WORK TO BE COMPLETED: Once you have read the entries below, repeat all of them exactly.

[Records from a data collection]
--- START ---
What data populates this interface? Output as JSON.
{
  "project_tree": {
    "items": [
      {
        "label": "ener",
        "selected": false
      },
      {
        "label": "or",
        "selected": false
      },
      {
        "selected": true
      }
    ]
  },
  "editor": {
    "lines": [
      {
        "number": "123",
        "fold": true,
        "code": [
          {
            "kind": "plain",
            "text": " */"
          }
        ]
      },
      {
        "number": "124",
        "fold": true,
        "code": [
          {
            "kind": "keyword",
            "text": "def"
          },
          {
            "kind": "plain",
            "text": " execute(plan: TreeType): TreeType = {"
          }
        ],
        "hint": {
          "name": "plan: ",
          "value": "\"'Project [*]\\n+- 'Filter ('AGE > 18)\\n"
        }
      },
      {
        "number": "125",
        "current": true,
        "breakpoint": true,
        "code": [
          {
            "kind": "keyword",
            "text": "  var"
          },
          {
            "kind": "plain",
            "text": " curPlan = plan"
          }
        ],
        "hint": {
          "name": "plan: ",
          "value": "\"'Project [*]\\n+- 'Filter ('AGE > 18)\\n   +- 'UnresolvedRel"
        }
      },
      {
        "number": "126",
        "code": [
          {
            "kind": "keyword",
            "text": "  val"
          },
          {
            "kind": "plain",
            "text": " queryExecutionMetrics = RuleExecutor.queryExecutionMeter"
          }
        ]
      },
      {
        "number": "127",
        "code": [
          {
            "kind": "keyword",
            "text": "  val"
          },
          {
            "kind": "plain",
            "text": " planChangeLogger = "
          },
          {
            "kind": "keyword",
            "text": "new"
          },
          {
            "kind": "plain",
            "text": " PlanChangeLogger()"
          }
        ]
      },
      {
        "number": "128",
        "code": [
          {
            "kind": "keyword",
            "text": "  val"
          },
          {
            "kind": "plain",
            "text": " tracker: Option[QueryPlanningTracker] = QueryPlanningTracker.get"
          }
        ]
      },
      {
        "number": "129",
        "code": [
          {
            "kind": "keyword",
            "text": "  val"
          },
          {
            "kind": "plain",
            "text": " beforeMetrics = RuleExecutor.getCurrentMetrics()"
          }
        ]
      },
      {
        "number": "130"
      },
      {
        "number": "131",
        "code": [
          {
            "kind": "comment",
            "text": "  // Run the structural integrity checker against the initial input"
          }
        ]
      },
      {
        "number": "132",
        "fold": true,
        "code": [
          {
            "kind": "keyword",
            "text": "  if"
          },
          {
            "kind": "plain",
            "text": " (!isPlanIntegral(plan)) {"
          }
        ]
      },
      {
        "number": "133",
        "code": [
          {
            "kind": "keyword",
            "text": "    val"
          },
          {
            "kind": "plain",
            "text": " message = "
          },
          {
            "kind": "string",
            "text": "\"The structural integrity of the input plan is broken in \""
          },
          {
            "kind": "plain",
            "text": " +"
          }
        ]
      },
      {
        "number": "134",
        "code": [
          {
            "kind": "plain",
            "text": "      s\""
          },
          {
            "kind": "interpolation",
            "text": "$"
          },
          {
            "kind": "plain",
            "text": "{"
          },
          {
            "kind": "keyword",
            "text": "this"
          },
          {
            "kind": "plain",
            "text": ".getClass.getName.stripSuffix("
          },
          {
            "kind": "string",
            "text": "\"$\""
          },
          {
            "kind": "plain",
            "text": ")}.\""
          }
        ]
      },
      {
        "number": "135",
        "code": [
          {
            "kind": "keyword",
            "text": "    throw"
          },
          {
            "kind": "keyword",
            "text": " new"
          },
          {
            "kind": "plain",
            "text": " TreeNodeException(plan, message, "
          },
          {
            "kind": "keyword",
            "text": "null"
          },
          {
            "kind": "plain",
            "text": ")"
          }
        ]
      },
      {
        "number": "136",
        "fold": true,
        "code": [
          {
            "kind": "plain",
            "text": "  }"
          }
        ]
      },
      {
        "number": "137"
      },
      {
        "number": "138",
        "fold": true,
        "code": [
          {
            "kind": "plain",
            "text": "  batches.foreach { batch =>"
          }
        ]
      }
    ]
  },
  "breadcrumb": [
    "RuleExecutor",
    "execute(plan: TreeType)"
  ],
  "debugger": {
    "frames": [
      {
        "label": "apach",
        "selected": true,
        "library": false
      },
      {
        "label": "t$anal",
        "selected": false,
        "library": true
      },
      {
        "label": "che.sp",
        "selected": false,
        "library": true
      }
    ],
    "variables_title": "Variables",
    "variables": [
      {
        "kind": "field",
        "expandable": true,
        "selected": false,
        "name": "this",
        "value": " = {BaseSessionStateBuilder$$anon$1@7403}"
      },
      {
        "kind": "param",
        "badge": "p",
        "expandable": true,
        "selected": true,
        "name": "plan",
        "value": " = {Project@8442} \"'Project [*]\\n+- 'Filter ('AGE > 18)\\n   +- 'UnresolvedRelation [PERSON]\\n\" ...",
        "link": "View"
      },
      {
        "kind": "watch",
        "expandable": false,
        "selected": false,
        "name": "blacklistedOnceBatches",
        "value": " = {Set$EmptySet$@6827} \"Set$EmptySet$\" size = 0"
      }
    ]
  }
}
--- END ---
SOLUTION:
What data populates this interface? Output as JSON.
{
  "project_tree": {
    "items": [
      {
        "label": "ener",
        "selected": false
      },
      {
        "label": "or",
        "selected": false
      },
      {
        "selected": true
      }
    ]
  },
  "editor": {
    "lines": [
      {
        "number": "123",
        "fold": true,
        "code": [
          {
            "kind": "plain",
            "text": " */"
          }
        ]
      },
      {
        "number": "124",
        "fold": true,
        "code": [
          {
            "kind": "keyword",
            "text": "def"
          },
          {
            "kind": "plain",
            "text": " execute(plan: TreeType): TreeType = {"
          }
        ],
        "hint": {
          "name": "plan: ",
          "value": "\"'Project [*]\\n+- 'Filter ('AGE > 18)\\n"
        }
      },
      {
        "number": "125",
        "current": true,
        "breakpoint": true,
        "code": [
          {
            "kind": "keyword",
            "text": "  var"
          },
          {
            "kind": "plain",
            "text": " curPlan = plan"
          }
        ],
        "hint": {
          "name": "plan: ",
          "value": "\"'Project [*]\\n+- 'Filter ('AGE > 18)\\n   +- 'UnresolvedRel"
        }
      },
      {
        "number": "126",
        "code": [
          {
            "kind": "keyword",
            "text": "  val"
          },
          {
            "kind": "plain",
            "text": " queryExecutionMetrics = RuleExecutor.queryExecutionMeter"
          }
        ]
      },
      {
        "number": "127",
        "code": [
          {
            "kind": "keyword",
            "text": "  val"
          },
          {
            "kind": "plain",
            "text": " planChangeLogger = "
          },
          {
            "kind": "keyword",
            "text": "new"
          },
          {
            "kind": "plain",
            "text": " PlanChangeLogger()"
          }
        ]
      },
      {
        "number": "128",
        "code": [
          {
            "kind": "keyword",
            "text": "  val"
          },
          {
            "kind": "plain",
            "text": " tracker: Option[QueryPlanningTracker] = QueryPlanningTracker.get"
          }
        ]
      },
      {
        "number": "129",
        "code": [
          {
            "kind": "keyword",
            "text": "  val"
          },
          {
            "kind": "plain",
            "text": " beforeMetrics = RuleExecutor.getCurrentMetrics()"
          }
        ]
      },
      {
        "number": "130"
      },
      {
        "number": "131",
        "code": [
          {
            "kind": "comment",
            "text": "  // Run the structural integrity checker against the initial input"
          }
        ]
      },
      {
        "number": "132",
        "fold": true,
        "code": [
          {
            "kind": "keyword",
            "text": "  if"
          },
          {
            "kind": "plain",
            "text": " (!isPlanIntegral(plan)) {"
          }
        ]
      },
      {
        "number": "133",
        "code": [
          {
            "kind": "keyword",
            "text": "    val"
          },
          {
            "kind": "plain",
            "text": " message = "
          },
          {
            "kind": "string",
            "text": "\"The structural integrity of the input plan is broken in \""
          },
          {
            "kind": "plain",
            "text": " +"
          }
        ]
      },
      {
        "number": "134",
        "code": [
          {
            "kind": "plain",
            "text": "      s\""
          },
          {
            "kind": "interpolation",
            "text": "$"
          },
          {
            "kind": "plain",
            "text": "{"
          },
          {
            "kind": "keyword",
            "text": "this"
          },
          {
            "kind": "plain",
            "text": ".getClass.getName.stripSuffix("
          },
          {
            "kind": "string",
            "text": "\"$\""
          },
          {
            "kind": "plain",
            "text": ")}.\""
          }
        ]
      },
      {
        "number": "135",
        "code": [
          {
            "kind": "keyword",
            "text": "    throw"
          },
          {
            "kind": "keyword",
            "text": " new"
          },
          {
            "kind": "plain",
            "text": " TreeNodeException(plan, message, "
          },
          {
            "kind": "keyword",
            "text": "null"
          },
          {
            "kind": "plain",
            "text": ")"
          }
        ]
      },
      {
        "number": "136",
        "fold": true,
        "code": [
          {
            "kind": "plain",
            "text": "  }"
          }
        ]
      },
      {
        "number": "137"
      },
      {
        "number": "138",
        "fold": true,
        "code": [
          {
            "kind": "plain",
            "text": "  batches.foreach { batch =>"
          }
        ]
      }
    ]
  },
  "breadcrumb": [
    "RuleExecutor",
    "execute(plan: TreeType)"
  ],
  "debugger": {
    "frames": [
      {
        "label": "apach",
        "selected": true,
        "library": false
      },
      {
        "label": "t$anal",
        "selected": false,
        "library": true
      },
      {
        "label": "che.sp",
        "selected": false,
        "library": true
      }
    ],
    "variables_title": "Variables",
    "variables": [
      {
        "kind": "field",
        "expandable": true,
        "selected": false,
        "name": "this",
        "value": " = {BaseSessionStateBuilder$$anon$1@7403}"
      },
      {
        "kind": "param",
        "badge": "p",
        "expandable": true,
        "selected": true,
        "name": "plan",
        "value": " = {Project@8442} \"'Project [*]\\n+- 'Filter ('AGE > 18)\\n   +- 'UnresolvedRelation [PERSON]\\n\" ...",
        "link": "View"
      },
      {
        "kind": "watch",
        "expandable": false,
        "selected": false,
        "name": "blacklistedOnceBatches",
        "value": " = {Set$EmptySet$@6827} \"Set$EmptySet$\" size = 0"
      }
    ]
  }
}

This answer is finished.